→ TASK GOAL
Copy each line containing the word "note" from the records that follow, please.

*** GIVEN DATA Section Begins ***

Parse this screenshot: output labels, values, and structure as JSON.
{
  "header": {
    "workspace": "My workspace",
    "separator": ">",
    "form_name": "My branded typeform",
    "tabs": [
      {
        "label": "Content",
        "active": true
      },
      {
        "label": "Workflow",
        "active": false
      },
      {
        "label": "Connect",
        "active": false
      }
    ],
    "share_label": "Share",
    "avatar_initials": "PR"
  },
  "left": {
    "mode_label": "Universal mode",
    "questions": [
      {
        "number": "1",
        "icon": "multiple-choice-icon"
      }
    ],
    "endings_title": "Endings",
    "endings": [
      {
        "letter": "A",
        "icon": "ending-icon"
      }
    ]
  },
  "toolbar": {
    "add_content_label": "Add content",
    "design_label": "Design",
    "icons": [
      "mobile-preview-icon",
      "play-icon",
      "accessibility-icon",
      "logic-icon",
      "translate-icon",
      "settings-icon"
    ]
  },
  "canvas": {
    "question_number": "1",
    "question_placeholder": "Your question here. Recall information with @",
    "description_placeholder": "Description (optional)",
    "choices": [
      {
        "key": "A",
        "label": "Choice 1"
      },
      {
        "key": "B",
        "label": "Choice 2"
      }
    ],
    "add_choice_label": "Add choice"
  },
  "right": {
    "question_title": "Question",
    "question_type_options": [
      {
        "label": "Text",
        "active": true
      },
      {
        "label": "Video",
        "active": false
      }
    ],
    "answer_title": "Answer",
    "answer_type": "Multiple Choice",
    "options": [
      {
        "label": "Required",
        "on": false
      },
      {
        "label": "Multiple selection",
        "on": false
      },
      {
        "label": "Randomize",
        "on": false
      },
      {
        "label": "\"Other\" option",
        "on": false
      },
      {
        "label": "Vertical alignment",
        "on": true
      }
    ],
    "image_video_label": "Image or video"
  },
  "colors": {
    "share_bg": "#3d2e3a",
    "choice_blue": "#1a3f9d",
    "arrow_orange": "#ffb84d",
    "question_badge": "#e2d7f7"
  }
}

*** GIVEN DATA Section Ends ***
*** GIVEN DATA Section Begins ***

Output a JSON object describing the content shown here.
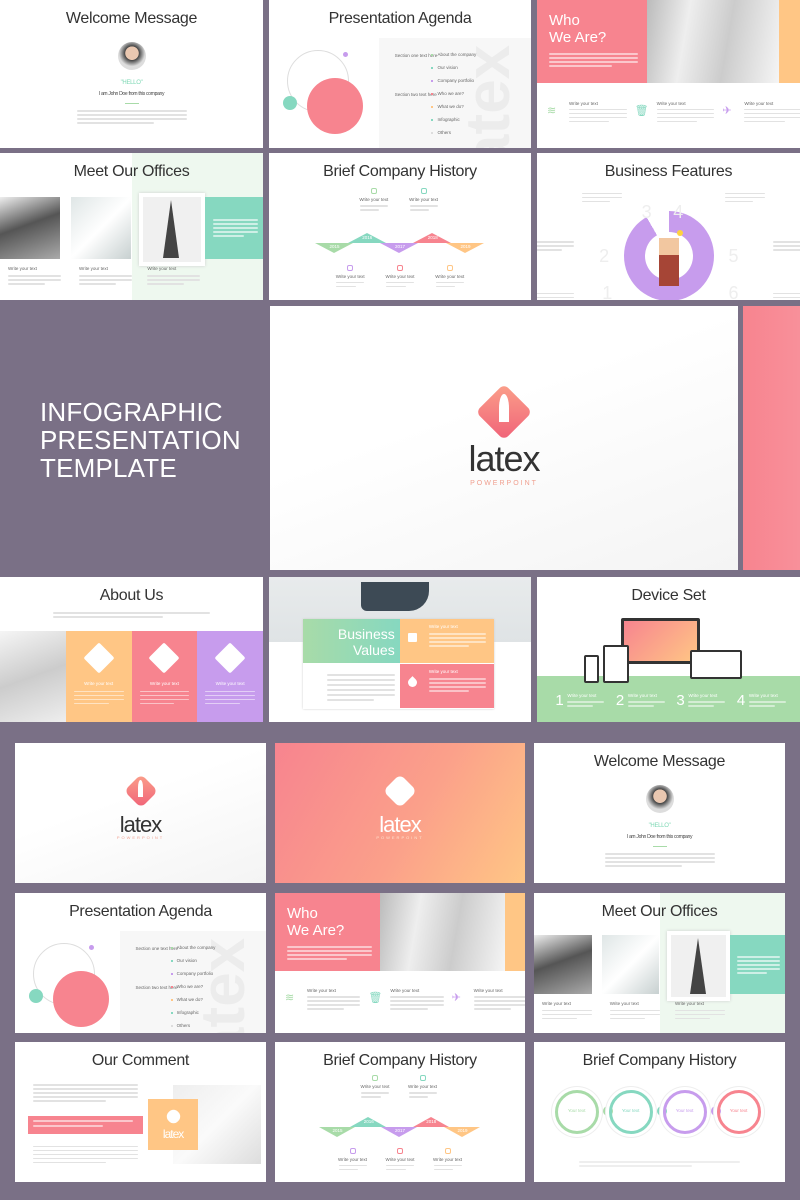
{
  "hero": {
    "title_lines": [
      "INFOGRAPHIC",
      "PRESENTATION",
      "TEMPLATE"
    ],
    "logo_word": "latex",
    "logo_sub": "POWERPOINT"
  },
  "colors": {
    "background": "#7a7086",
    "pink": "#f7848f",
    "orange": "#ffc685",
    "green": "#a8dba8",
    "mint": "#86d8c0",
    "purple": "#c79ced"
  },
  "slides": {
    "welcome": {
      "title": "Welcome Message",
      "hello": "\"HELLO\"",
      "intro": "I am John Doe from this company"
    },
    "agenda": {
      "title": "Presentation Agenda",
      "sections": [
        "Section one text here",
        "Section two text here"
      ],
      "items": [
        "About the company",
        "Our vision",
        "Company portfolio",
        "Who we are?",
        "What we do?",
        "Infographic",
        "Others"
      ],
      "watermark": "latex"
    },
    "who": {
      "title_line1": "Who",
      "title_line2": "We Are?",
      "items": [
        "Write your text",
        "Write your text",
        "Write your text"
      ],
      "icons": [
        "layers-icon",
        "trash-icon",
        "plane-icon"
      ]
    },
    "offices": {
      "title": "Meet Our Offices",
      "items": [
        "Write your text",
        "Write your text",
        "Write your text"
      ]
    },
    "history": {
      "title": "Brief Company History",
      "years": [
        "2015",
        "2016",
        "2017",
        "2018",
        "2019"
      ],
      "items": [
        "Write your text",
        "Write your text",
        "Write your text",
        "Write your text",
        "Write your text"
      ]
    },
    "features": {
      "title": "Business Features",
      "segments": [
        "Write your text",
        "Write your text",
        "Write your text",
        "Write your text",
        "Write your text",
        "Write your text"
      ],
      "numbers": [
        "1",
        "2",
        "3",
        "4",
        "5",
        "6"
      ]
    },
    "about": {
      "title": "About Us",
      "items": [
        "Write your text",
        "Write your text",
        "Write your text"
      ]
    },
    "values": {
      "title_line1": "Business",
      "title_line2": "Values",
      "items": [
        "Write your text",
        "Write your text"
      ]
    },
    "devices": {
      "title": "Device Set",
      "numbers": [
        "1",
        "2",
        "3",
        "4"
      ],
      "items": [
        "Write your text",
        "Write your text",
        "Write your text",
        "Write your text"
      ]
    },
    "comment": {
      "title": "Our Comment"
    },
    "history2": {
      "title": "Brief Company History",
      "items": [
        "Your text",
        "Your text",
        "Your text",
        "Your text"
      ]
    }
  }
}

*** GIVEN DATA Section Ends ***
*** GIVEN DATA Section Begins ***

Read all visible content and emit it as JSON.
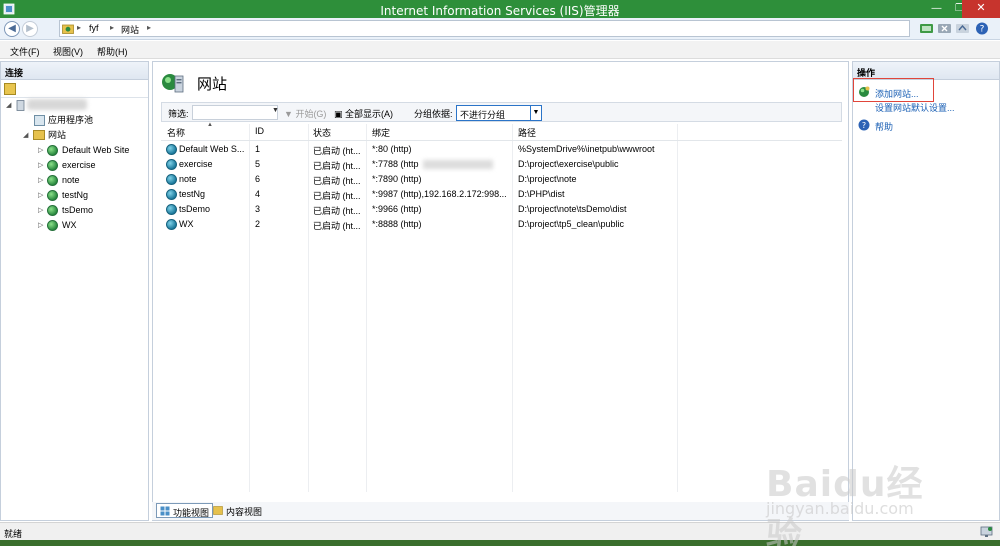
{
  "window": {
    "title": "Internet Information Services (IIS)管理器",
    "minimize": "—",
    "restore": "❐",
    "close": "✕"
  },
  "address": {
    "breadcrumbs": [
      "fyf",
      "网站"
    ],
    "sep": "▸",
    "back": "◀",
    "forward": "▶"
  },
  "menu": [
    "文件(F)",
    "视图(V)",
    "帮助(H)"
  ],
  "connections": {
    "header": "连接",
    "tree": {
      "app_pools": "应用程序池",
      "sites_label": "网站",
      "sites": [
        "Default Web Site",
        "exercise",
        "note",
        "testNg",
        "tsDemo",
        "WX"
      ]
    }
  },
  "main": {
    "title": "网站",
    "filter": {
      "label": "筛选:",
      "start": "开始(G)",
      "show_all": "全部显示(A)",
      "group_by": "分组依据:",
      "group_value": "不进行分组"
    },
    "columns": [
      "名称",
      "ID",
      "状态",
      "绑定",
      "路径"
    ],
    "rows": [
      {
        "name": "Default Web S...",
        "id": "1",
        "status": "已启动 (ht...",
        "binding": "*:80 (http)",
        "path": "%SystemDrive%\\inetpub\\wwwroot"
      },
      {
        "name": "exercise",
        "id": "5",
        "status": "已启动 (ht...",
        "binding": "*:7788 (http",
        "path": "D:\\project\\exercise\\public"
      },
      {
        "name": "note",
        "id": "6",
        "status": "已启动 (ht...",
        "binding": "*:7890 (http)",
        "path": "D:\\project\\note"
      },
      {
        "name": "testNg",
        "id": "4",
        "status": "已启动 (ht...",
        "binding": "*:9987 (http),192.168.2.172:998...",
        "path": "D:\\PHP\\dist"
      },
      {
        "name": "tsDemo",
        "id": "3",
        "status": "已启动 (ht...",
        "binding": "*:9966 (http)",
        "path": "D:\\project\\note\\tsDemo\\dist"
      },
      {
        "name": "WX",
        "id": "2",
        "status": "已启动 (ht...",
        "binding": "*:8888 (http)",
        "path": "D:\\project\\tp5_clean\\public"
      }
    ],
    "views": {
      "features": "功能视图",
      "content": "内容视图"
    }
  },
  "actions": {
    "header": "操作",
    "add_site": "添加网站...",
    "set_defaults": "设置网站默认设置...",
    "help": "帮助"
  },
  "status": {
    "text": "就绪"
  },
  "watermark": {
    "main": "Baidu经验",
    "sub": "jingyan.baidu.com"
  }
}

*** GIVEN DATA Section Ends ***

→ ANSWER FOR THE TASK
        "note",
        "name": "note",
        "path": "D:\\project\\note"
        "path": "D:\\project\\note\\tsDemo\\dist"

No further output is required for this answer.